- [AVAILABLE DATA]:
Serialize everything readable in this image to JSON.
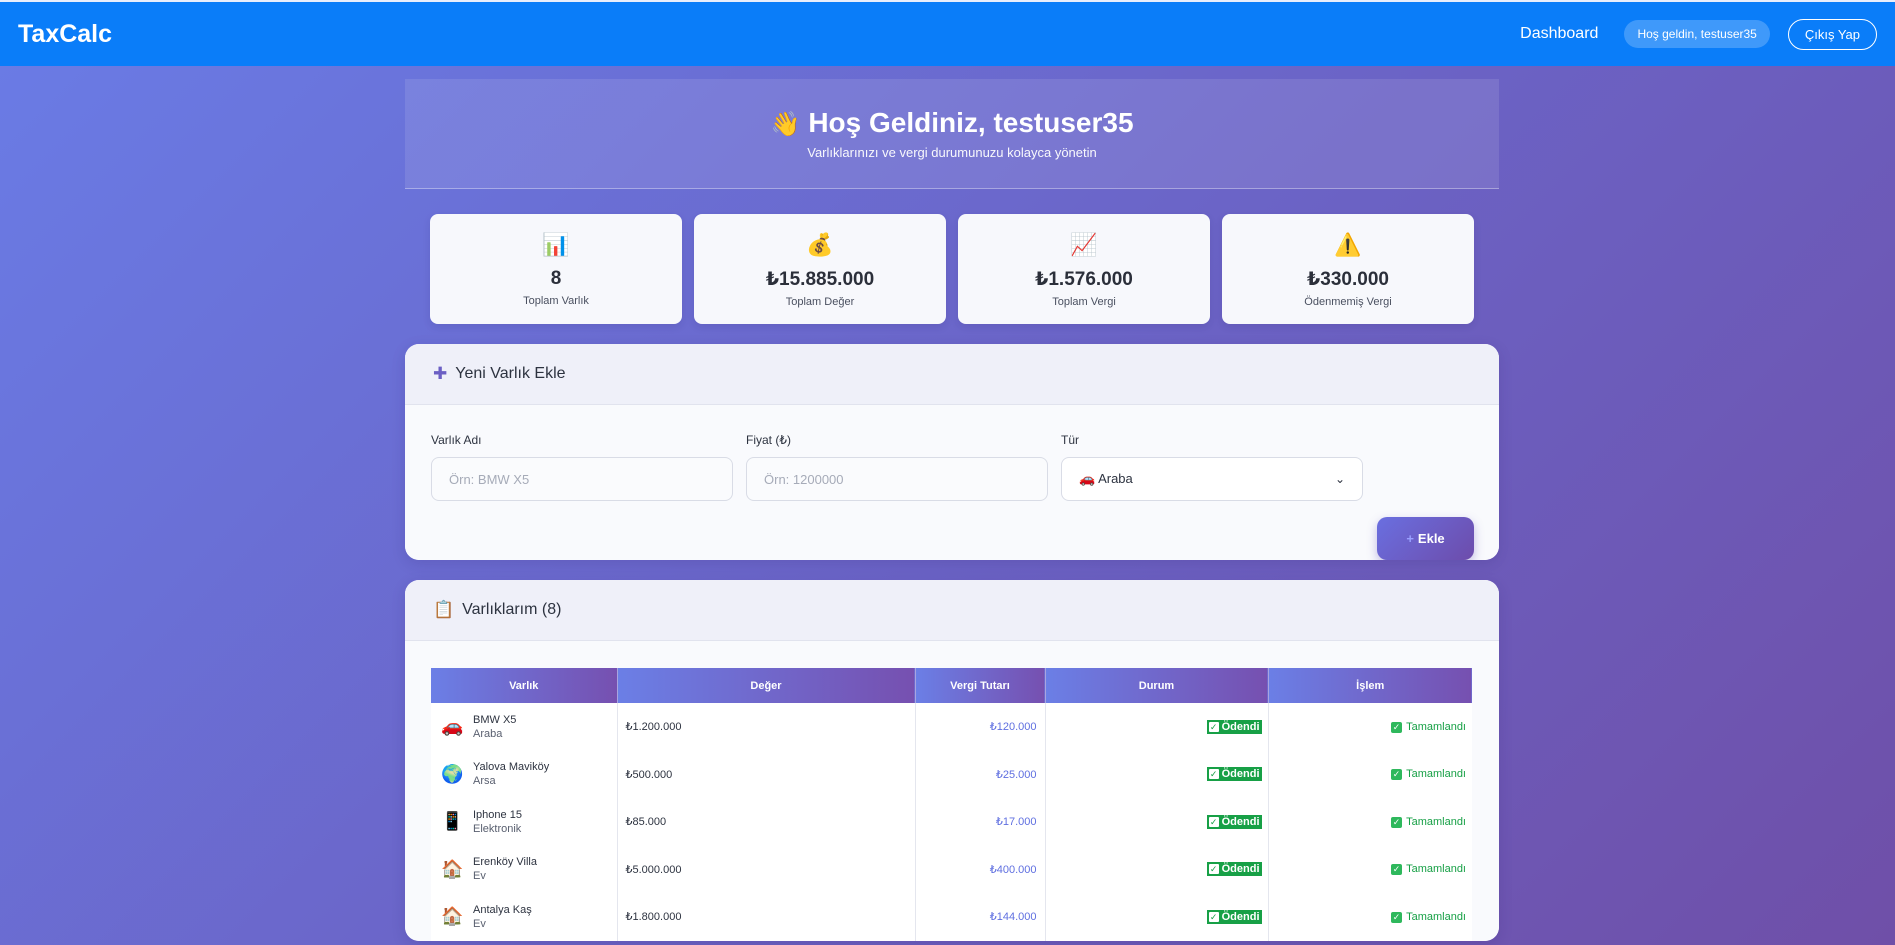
{
  "nav": {
    "brand": "TaxCalc",
    "dashboard": "Dashboard",
    "welcome_badge": "Hoş geldin, testuser35",
    "logout": "Çıkış Yap"
  },
  "hero": {
    "icon": "👋",
    "title": "Hoş Geldiniz, testuser35",
    "subtitle": "Varlıklarınızı ve vergi durumunuzu kolayca yönetin"
  },
  "stats": [
    {
      "icon": "📊",
      "value": "8",
      "label": "Toplam Varlık"
    },
    {
      "icon": "💰",
      "value": "₺15.885.000",
      "label": "Toplam Değer"
    },
    {
      "icon": "📈",
      "value": "₺1.576.000",
      "label": "Toplam Vergi"
    },
    {
      "icon": "⚠️",
      "value": "₺330.000",
      "label": "Ödenmemiş Vergi"
    }
  ],
  "add_form": {
    "title": "Yeni Varlık Ekle",
    "name_label": "Varlık Adı",
    "name_placeholder": "Örn: BMW X5",
    "price_label": "Fiyat (₺)",
    "price_placeholder": "Örn: 1200000",
    "type_label": "Tür",
    "type_selected": "🚗 Araba",
    "submit": "Ekle"
  },
  "assets": {
    "title": "Varlıklarım (8)",
    "columns": [
      "Varlık",
      "Değer",
      "Vergi Tutarı",
      "Durum",
      "İşlem"
    ],
    "rows": [
      {
        "icon": "🚗",
        "name": "BMW X5",
        "type": "Araba",
        "value": "₺1.200.000",
        "tax": "₺120.000",
        "status": "Ödendi",
        "action": "Tamamlandı"
      },
      {
        "icon": "🌍",
        "name": "Yalova Maviköy",
        "type": "Arsa",
        "value": "₺500.000",
        "tax": "₺25.000",
        "status": "Ödendi",
        "action": "Tamamlandı"
      },
      {
        "icon": "📱",
        "name": "Iphone 15",
        "type": "Elektronik",
        "value": "₺85.000",
        "tax": "₺17.000",
        "status": "Ödendi",
        "action": "Tamamlandı"
      },
      {
        "icon": "🏠",
        "name": "Erenköy Villa",
        "type": "Ev",
        "value": "₺5.000.000",
        "tax": "₺400.000",
        "status": "Ödendi",
        "action": "Tamamlandı"
      },
      {
        "icon": "🏠",
        "name": "Antalya Kaş",
        "type": "Ev",
        "value": "₺1.800.000",
        "tax": "₺144.000",
        "status": "Ödendi",
        "action": "Tamamlandı"
      }
    ]
  }
}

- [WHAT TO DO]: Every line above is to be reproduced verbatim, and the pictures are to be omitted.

- [EXERCISE ANSWER]:
Serialize everything readable in this image to JSON.
{
  "nav": {
    "brand": "TaxCalc",
    "dashboard": "Dashboard",
    "welcome_badge": "Hoş geldin, testuser35",
    "logout": "Çıkış Yap"
  },
  "hero": {
    "icon": "👋",
    "title": "Hoş Geldiniz, testuser35",
    "subtitle": "Varlıklarınızı ve vergi durumunuzu kolayca yönetin"
  },
  "stats": [
    {
      "icon": "📊",
      "value": "8",
      "label": "Toplam Varlık"
    },
    {
      "icon": "💰",
      "value": "₺15.885.000",
      "label": "Toplam Değer"
    },
    {
      "icon": "📈",
      "value": "₺1.576.000",
      "label": "Toplam Vergi"
    },
    {
      "icon": "⚠️",
      "value": "₺330.000",
      "label": "Ödenmemiş Vergi"
    }
  ],
  "add_form": {
    "title": "Yeni Varlık Ekle",
    "name_label": "Varlık Adı",
    "name_placeholder": "Örn: BMW X5",
    "price_label": "Fiyat (₺)",
    "price_placeholder": "Örn: 1200000",
    "type_label": "Tür",
    "type_selected": "🚗 Araba",
    "submit": "Ekle"
  },
  "assets": {
    "title": "Varlıklarım (8)",
    "columns": [
      "Varlık",
      "Değer",
      "Vergi Tutarı",
      "Durum",
      "İşlem"
    ],
    "rows": [
      {
        "icon": "🚗",
        "name": "BMW X5",
        "type": "Araba",
        "value": "₺1.200.000",
        "tax": "₺120.000",
        "status": "Ödendi",
        "action": "Tamamlandı"
      },
      {
        "icon": "🌍",
        "name": "Yalova Maviköy",
        "type": "Arsa",
        "value": "₺500.000",
        "tax": "₺25.000",
        "status": "Ödendi",
        "action": "Tamamlandı"
      },
      {
        "icon": "📱",
        "name": "Iphone 15",
        "type": "Elektronik",
        "value": "₺85.000",
        "tax": "₺17.000",
        "status": "Ödendi",
        "action": "Tamamlandı"
      },
      {
        "icon": "🏠",
        "name": "Erenköy Villa",
        "type": "Ev",
        "value": "₺5.000.000",
        "tax": "₺400.000",
        "status": "Ödendi",
        "action": "Tamamlandı"
      },
      {
        "icon": "🏠",
        "name": "Antalya Kaş",
        "type": "Ev",
        "value": "₺1.800.000",
        "tax": "₺144.000",
        "status": "Ödendi",
        "action": "Tamamlandı"
      }
    ]
  }
}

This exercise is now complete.